** Dataset records follows **

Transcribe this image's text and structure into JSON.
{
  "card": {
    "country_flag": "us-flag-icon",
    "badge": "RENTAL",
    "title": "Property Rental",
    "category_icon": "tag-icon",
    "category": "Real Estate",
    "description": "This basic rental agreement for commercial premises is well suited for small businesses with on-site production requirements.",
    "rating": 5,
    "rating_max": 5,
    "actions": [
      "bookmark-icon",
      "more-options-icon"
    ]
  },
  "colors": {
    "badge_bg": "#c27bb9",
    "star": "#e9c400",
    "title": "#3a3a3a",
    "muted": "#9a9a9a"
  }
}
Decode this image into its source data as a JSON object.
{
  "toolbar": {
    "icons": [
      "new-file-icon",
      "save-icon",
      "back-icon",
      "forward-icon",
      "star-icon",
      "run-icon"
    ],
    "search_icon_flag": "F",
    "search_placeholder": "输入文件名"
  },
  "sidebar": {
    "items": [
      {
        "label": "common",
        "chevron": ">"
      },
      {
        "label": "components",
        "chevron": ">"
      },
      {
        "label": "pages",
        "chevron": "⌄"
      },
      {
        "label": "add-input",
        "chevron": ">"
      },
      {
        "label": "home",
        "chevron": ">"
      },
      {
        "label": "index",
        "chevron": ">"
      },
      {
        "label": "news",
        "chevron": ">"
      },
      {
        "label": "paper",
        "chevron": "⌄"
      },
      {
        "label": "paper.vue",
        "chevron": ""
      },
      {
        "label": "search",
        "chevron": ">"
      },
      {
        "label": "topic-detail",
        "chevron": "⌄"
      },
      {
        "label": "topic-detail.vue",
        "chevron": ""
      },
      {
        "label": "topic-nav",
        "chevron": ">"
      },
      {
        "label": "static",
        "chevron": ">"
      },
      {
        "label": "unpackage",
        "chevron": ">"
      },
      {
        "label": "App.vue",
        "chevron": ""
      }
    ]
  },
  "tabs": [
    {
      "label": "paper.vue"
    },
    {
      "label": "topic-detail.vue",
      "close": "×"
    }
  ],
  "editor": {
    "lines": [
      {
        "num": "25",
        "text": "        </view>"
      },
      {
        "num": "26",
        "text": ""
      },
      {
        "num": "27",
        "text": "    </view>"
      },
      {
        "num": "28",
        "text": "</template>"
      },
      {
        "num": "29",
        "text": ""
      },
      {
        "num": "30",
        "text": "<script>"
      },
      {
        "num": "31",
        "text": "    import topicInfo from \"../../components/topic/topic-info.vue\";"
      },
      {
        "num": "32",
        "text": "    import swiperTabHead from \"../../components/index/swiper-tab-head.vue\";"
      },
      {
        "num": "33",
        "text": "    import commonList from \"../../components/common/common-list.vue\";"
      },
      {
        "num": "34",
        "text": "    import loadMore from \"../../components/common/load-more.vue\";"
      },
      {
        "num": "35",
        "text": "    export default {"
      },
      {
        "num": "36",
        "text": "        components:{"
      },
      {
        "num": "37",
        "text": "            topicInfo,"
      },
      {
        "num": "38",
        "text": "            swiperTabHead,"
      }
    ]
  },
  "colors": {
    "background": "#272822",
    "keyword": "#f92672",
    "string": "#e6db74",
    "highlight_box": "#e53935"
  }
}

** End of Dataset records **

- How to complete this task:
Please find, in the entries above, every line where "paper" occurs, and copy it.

- Written solution:
        "label": "paper",
        "label": "paper.vue",
      "label": "paper.vue"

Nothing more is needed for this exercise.